That said, the comp stuff is a little weird, in that a 15 percent ROE is the "maximum": You get no more reward for a 20 percent ROE than you do for a 15 percent one. So I hereby announce that Goldman's target return on equity is 15 percent, for comp purposes anyway.
By the way, that doesn't seem to motivate particularly hedge-fundy behavior: The goal really should be "more," not "get to 15 percent, then stop." Still, it's misleading: There's a multi-year period, for one thing, so you should bank high ROEs in good years to protect yourself against bad years. And of course your real comp is that you own piles of stock, and the more you can make the stock go up the better.
This is done super dumbly, by just dividing actual ROE by the actual leverage ratio (26 or whatever) and then multiplying by 13. So it doesn't take into account the fact that a less-levered Goldman would have had lower interest expense, which matters.
Incidentally, Bloomberg News quotes Lloyd Blankfein saying "People throw out that number, 10 percent, I happen to think that's a pretty high number given that the risk-free rate of return is zero," and that's a fair point: Why should bank return on equity expectations always be X percent, where X is a constant, when other rates of return vary?
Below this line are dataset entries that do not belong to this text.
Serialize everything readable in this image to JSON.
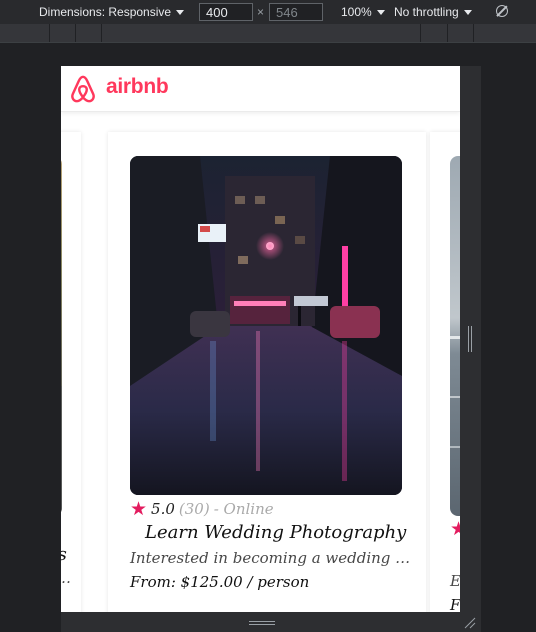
{
  "devtools": {
    "dimensions_label": "Dimensions: Responsive",
    "width_value": "400",
    "height_placeholder": "546",
    "times_sign": "×",
    "zoom": "100%",
    "throttling": "No throttling"
  },
  "brand": {
    "name": "airbnb",
    "color": "#ff385c"
  },
  "cards": [
    {
      "title_partial": "es",
      "desc_partial": "o…"
    },
    {
      "rating": "5.0",
      "reviews": "(30)",
      "mode": "- Online",
      "title": "Learn Wedding Photography",
      "description": "Interested in becoming a wedding …",
      "price": "From: $125.00 / person"
    },
    {
      "desc_partial": "E",
      "price_partial": "F"
    }
  ]
}
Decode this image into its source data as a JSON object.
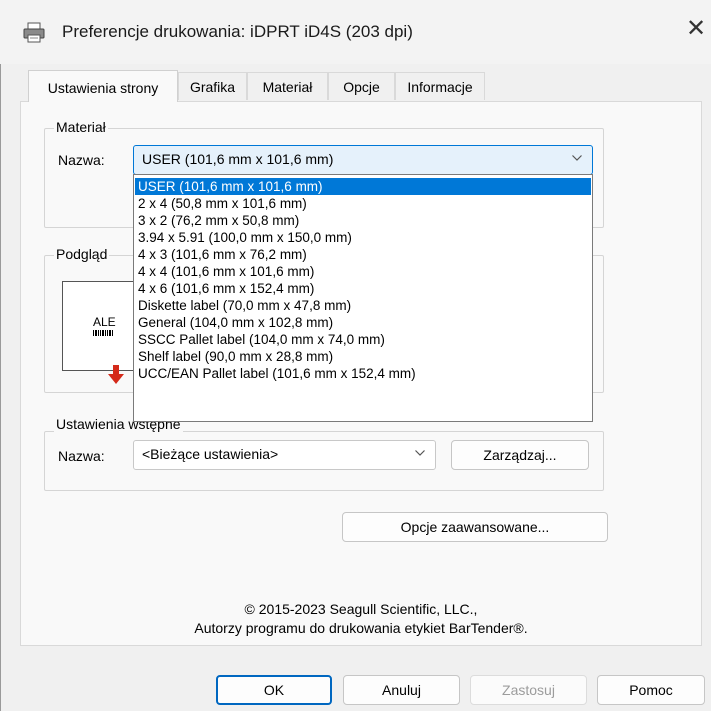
{
  "window": {
    "title": "Preferencje drukowania: iDPRT iD4S (203 dpi)",
    "close_glyph": "✕",
    "printer_icon": "printer-icon"
  },
  "tabs": [
    {
      "label": "Ustawienia strony",
      "active": true
    },
    {
      "label": "Grafika",
      "active": false
    },
    {
      "label": "Materiał",
      "active": false
    },
    {
      "label": "Opcje",
      "active": false
    },
    {
      "label": "Informacje",
      "active": false
    }
  ],
  "material": {
    "legend": "Materiał",
    "name_label": "Nazwa:",
    "selected": "USER (101,6 mm x 101,6 mm)",
    "options": [
      "USER (101,6 mm x 101,6 mm)",
      "2 x 4 (50,8 mm x 101,6 mm)",
      "3 x 2 (76,2 mm x 50,8 mm)",
      "3.94 x 5.91 (100,0 mm x 150,0 mm)",
      "4 x 3 (101,6 mm x 76,2 mm)",
      "4 x 4 (101,6 mm x 101,6 mm)",
      "4 x 6 (101,6 mm x 152,4 mm)",
      "Diskette label (70,0 mm x 47,8 mm)",
      "General (104,0 mm x 102,8 mm)",
      "SSCC Pallet label (104,0 mm x 74,0 mm)",
      "Shelf label (90,0 mm x 28,8 mm)",
      "UCC/EAN Pallet label (101,6 mm x 152,4 mm)"
    ]
  },
  "preview": {
    "legend": "Podgląd",
    "label_text": "ALE"
  },
  "presets": {
    "legend": "Ustawienia wstępne",
    "name_label": "Nazwa:",
    "selected": "<Bieżące ustawienia>",
    "manage_button": "Zarządzaj..."
  },
  "advanced_button": "Opcje zaawansowane...",
  "copyright": {
    "line1": "© 2015-2023 Seagull Scientific, LLC.,",
    "line2": "Autorzy programu do drukowania etykiet BarTender®."
  },
  "buttons": {
    "ok": "OK",
    "cancel": "Anuluj",
    "apply": "Zastosuj",
    "help": "Pomoc"
  },
  "colors": {
    "accent": "#0078d7",
    "arrow": "#d42a1a"
  }
}
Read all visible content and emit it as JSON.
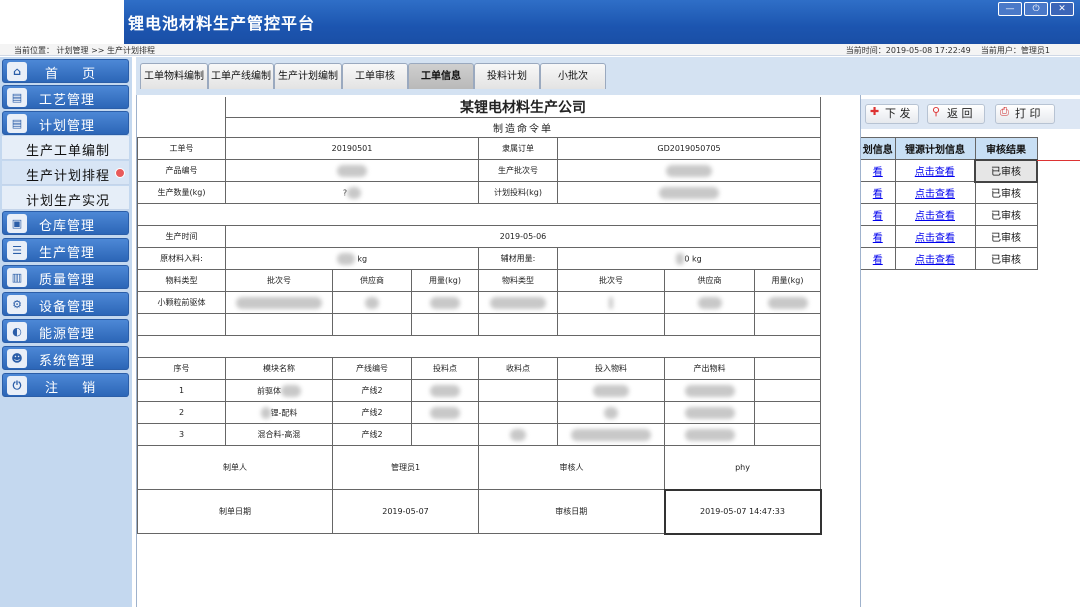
{
  "app": {
    "title": "锂电池材料生产管控平台"
  },
  "window_controls": [
    "—",
    "⏻",
    "✕"
  ],
  "status": {
    "location_label": "当前位置：",
    "location_path": "计划管理",
    "separator": ">>",
    "location_page": "生产计划排程",
    "time_label": "当前时间：",
    "time_value": "2019-05-08 17:22:49",
    "user_label": "当前用户：",
    "user_value": "管理员1"
  },
  "sidebar": {
    "items": [
      {
        "label": "首 页",
        "icon": "home-icon"
      },
      {
        "label": "工艺管理",
        "icon": "document-icon"
      },
      {
        "label": "计划管理",
        "icon": "document-icon"
      },
      {
        "label": "生产工单编制"
      },
      {
        "label": "生产计划排程"
      },
      {
        "label": "计划生产实况"
      },
      {
        "label": "仓库管理",
        "icon": "warehouse-icon"
      },
      {
        "label": "生产管理",
        "icon": "list-icon"
      },
      {
        "label": "质量管理",
        "icon": "chart-icon"
      },
      {
        "label": "设备管理",
        "icon": "gear-icon"
      },
      {
        "label": "能源管理",
        "icon": "energy-icon"
      },
      {
        "label": "系统管理",
        "icon": "users-icon"
      },
      {
        "label": "注 销",
        "icon": "power-icon"
      }
    ]
  },
  "tabs": [
    "工单物料编制",
    "工单产线编制",
    "生产计划编制",
    "工单审核",
    "工单信息",
    "投料计划",
    "小批次"
  ],
  "toolbar": {
    "issue": "下 发",
    "back": "返 回",
    "print": "打 印"
  },
  "right_table": {
    "headers": [
      "划信息",
      "锂源计划信息",
      "审核结果"
    ],
    "rows": [
      [
        "看",
        "点击查看",
        "已审核"
      ],
      [
        "看",
        "点击查看",
        "已审核"
      ],
      [
        "看",
        "点击查看",
        "已审核"
      ],
      [
        "看",
        "点击查看",
        "已审核"
      ],
      [
        "看",
        "点击查看",
        "已审核"
      ]
    ]
  },
  "doc": {
    "company": "某锂电材料生产公司",
    "subtitle": "制造命令单",
    "order_no_label": "工单号",
    "order_no": "20190501",
    "belong_order_label": "隶属订单",
    "belong_order": "GD2019050705",
    "product_no_label": "产品编号",
    "batch_no_label": "生产批次号",
    "qty_label": "生产数量(kg)",
    "qty_value": "?",
    "plan_feed_label": "计划投料(kg)",
    "prod_time_label": "生产时间",
    "prod_time": "2019-05-06",
    "raw_in_label": "原材料入料:",
    "raw_in_unit": "kg",
    "aux_label": "辅材用量:",
    "aux_unit": "0 kg",
    "mat_headers": [
      "物料类型",
      "批次号",
      "供应商",
      "用量(kg)",
      "物料类型",
      "批次号",
      "供应商",
      "用量(kg)"
    ],
    "mat_row1_type": "小颗粒前驱体",
    "step_headers": [
      "序号",
      "模块名称",
      "产线编号",
      "投料点",
      "收料点",
      "投入物料",
      "产出物料"
    ],
    "steps": [
      {
        "no": "1",
        "module": "前驱体",
        "line": "产线2"
      },
      {
        "no": "2",
        "module": "锂-配料",
        "line": "产线2"
      },
      {
        "no": "3",
        "module": "混合料-高混",
        "line": "产线2"
      }
    ],
    "maker_label": "制单人",
    "maker": "管理员1",
    "reviewer_label": "审核人",
    "reviewer": "phy",
    "make_date_label": "制单日期",
    "make_date": "2019-05-07",
    "review_date_label": "审核日期",
    "review_date": "2019-05-07 14:47:33"
  }
}
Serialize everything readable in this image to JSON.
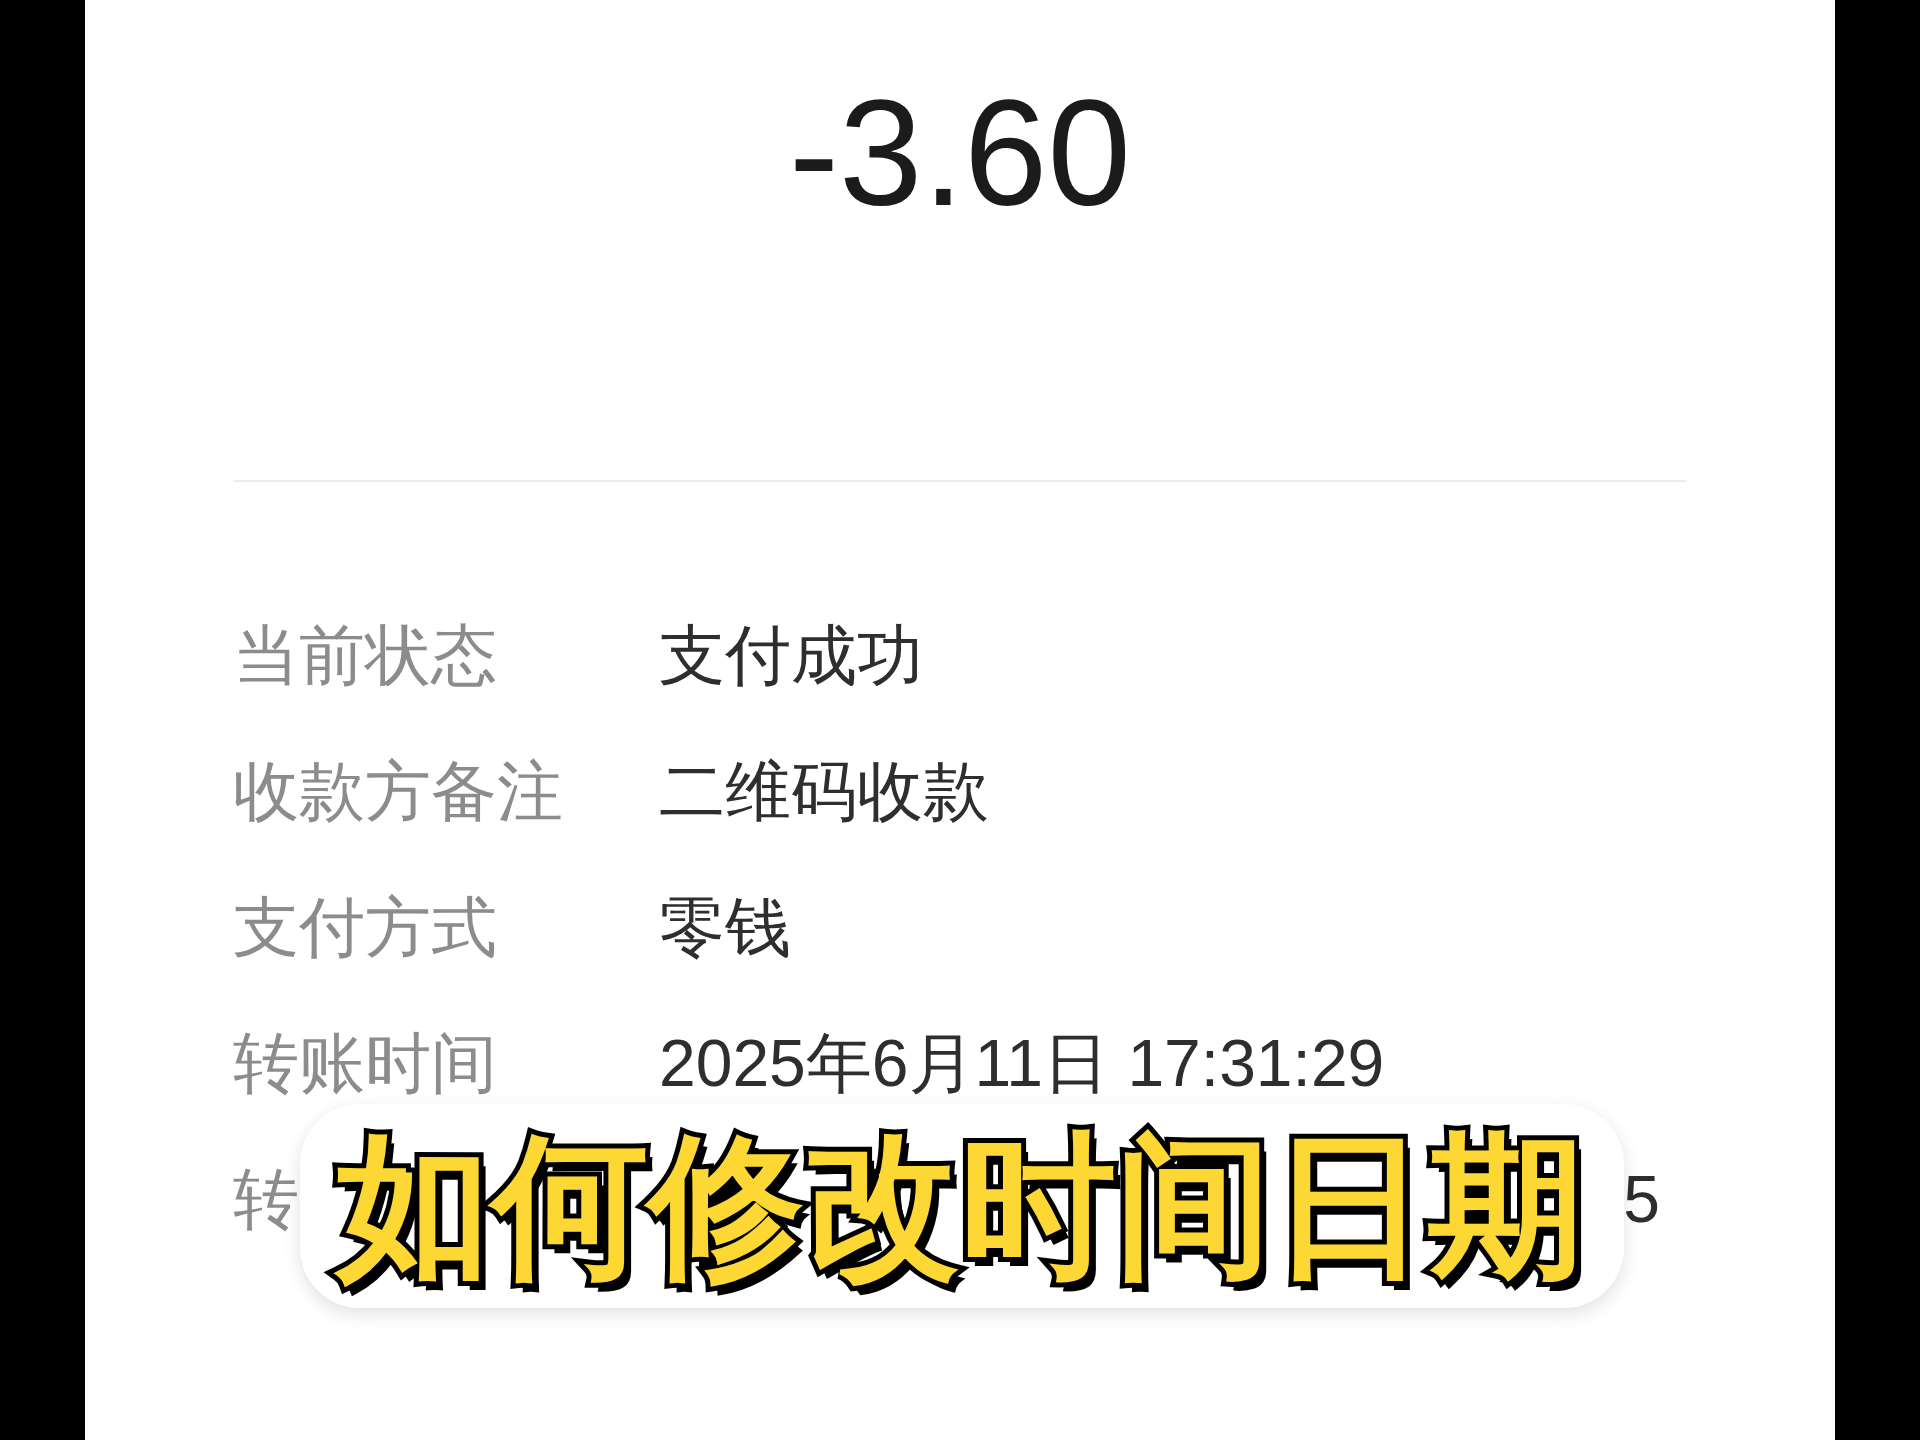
{
  "amount": "-3.60",
  "details": [
    {
      "kind": "full",
      "label": "当前状态",
      "value": "支付成功"
    },
    {
      "kind": "full",
      "label": "收款方备注",
      "value": "二维码收款"
    },
    {
      "kind": "full",
      "label": "支付方式",
      "value": "零钱"
    },
    {
      "kind": "full",
      "label": "转账时间",
      "value": "2025年6月11日 17:31:29"
    },
    {
      "kind": "partial",
      "label": "转",
      "value": "5"
    }
  ],
  "caption": "如何修改时间日期"
}
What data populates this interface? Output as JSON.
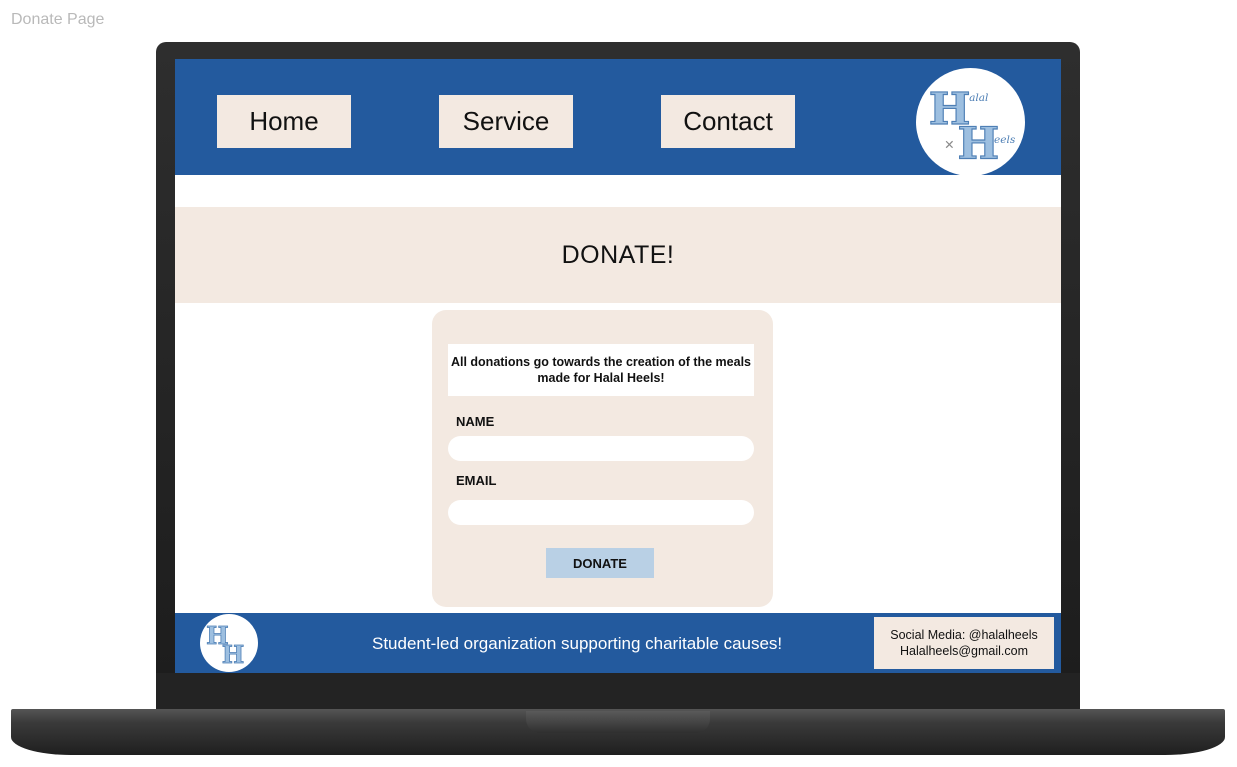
{
  "frame_label": "Donate Page",
  "header": {
    "nav": [
      {
        "label": "Home"
      },
      {
        "label": "Service"
      },
      {
        "label": "Contact"
      }
    ],
    "logo_text": "Halal Heels"
  },
  "banner": {
    "title": "DONATE!"
  },
  "donate_card": {
    "note": "All donations go towards the creation of the meals made for Halal Heels!",
    "name_label": "NAME",
    "email_label": "EMAIL",
    "name_value": "",
    "email_value": "",
    "button_label": "DONATE"
  },
  "footer": {
    "tagline": "Student-led organization supporting charitable causes!",
    "social": "Social Media: @halalheels",
    "email": "Halalheels@gmail.com"
  },
  "colors": {
    "brand_blue": "#235a9e",
    "cream": "#f3e9e1",
    "button_blue": "#b9d0e5",
    "logo_blue": "#9dbfe0"
  }
}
Here's a version of my chart that shows, not the return on equity, but the return on equity minus 3-month Treasury bill rates. If you normalize that by the current 13-ish assets-to-equity ratio you get a long-term average of about 9.6 percent.
Personally I have some bias toward thinking that, in the long run, banks will be able to adjust to capital regulation and get a bit closer to pre-2008 return on equity numbers. Which would imply higher-than-historical return on asset numbers.
To contact the author on this story:
Matthew S Levine at firstname.lastname@example.org